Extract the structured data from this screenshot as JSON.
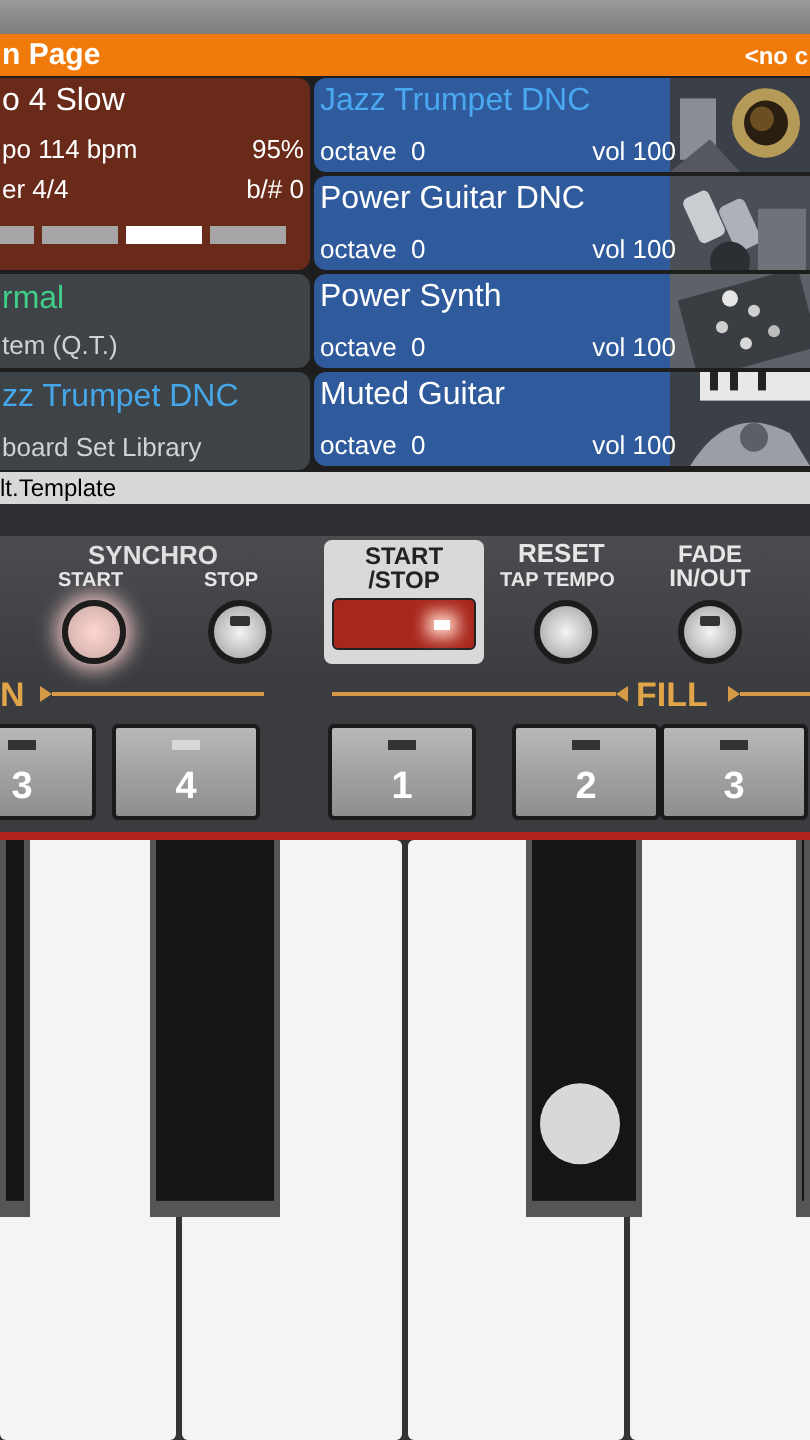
{
  "header": {
    "title": "n Page",
    "right_text": "<no c"
  },
  "style_panel": {
    "name": "o 4 Slow",
    "tempo": "po 114 bpm",
    "percent": "95%",
    "meter": "er 4/4",
    "key": "b/# 0",
    "variations": [
      {
        "selected": false
      },
      {
        "selected": false
      },
      {
        "selected": true
      },
      {
        "selected": false
      }
    ]
  },
  "mode_panel": {
    "title": "rmal",
    "subtitle": "tem (Q.T.)"
  },
  "keyboard_set_panel": {
    "title": "zz Trumpet DNC",
    "subtitle": "board Set Library"
  },
  "tracks": [
    {
      "name": "Jazz Trumpet DNC",
      "octave": "octave  0",
      "volume": "vol 100",
      "selected": true
    },
    {
      "name": "Power Guitar DNC",
      "octave": "octave  0",
      "volume": "vol 100",
      "selected": false
    },
    {
      "name": "Power Synth",
      "octave": "octave  0",
      "volume": "vol 100",
      "selected": false
    },
    {
      "name": "Muted Guitar",
      "octave": "octave  0",
      "volume": "vol 100",
      "selected": false
    }
  ],
  "template_bar": "lt.Template",
  "controls": {
    "group_label": "SYNCHRO",
    "buttons": [
      {
        "label": "START",
        "kind": "round",
        "lit": true
      },
      {
        "label": "STOP",
        "kind": "led",
        "lit": false
      },
      {
        "label": "START /STOP",
        "kind": "main",
        "lit": true
      },
      {
        "label": "RESET",
        "sublabel": "TAP TEMPO",
        "kind": "round",
        "lit": false
      },
      {
        "label": "FADE IN/OUT",
        "kind": "led",
        "lit": false
      }
    ],
    "section_left": "N",
    "section_right": "FILL",
    "pads": [
      {
        "label": "3",
        "lit": false
      },
      {
        "label": "4",
        "lit": true
      },
      {
        "label": "1",
        "lit": false
      },
      {
        "label": "2",
        "lit": false
      },
      {
        "label": "3",
        "lit": false
      }
    ]
  },
  "keyboard": {
    "touch_active": true
  }
}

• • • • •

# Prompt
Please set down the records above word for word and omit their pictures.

# Response box
Extract the structured data from this screenshot as JSON.
{
  "header": {
    "title": "n Page",
    "right_text": "<no c"
  },
  "style_panel": {
    "name": "o 4 Slow",
    "tempo": "po 114 bpm",
    "percent": "95%",
    "meter": "er 4/4",
    "key": "b/# 0",
    "variations": [
      {
        "selected": false
      },
      {
        "selected": false
      },
      {
        "selected": true
      },
      {
        "selected": false
      }
    ]
  },
  "mode_panel": {
    "title": "rmal",
    "subtitle": "tem (Q.T.)"
  },
  "keyboard_set_panel": {
    "title": "zz Trumpet DNC",
    "subtitle": "board Set Library"
  },
  "tracks": [
    {
      "name": "Jazz Trumpet DNC",
      "octave": "octave  0",
      "volume": "vol 100",
      "selected": true
    },
    {
      "name": "Power Guitar DNC",
      "octave": "octave  0",
      "volume": "vol 100",
      "selected": false
    },
    {
      "name": "Power Synth",
      "octave": "octave  0",
      "volume": "vol 100",
      "selected": false
    },
    {
      "name": "Muted Guitar",
      "octave": "octave  0",
      "volume": "vol 100",
      "selected": false
    }
  ],
  "template_bar": "lt.Template",
  "controls": {
    "group_label": "SYNCHRO",
    "buttons": [
      {
        "label": "START",
        "kind": "round",
        "lit": true
      },
      {
        "label": "STOP",
        "kind": "led",
        "lit": false
      },
      {
        "label": "START /STOP",
        "kind": "main",
        "lit": true
      },
      {
        "label": "RESET",
        "sublabel": "TAP TEMPO",
        "kind": "round",
        "lit": false
      },
      {
        "label": "FADE IN/OUT",
        "kind": "led",
        "lit": false
      }
    ],
    "section_left": "N",
    "section_right": "FILL",
    "pads": [
      {
        "label": "3",
        "lit": false
      },
      {
        "label": "4",
        "lit": true
      },
      {
        "label": "1",
        "lit": false
      },
      {
        "label": "2",
        "lit": false
      },
      {
        "label": "3",
        "lit": false
      }
    ]
  },
  "keyboard": {
    "touch_active": true
  }
}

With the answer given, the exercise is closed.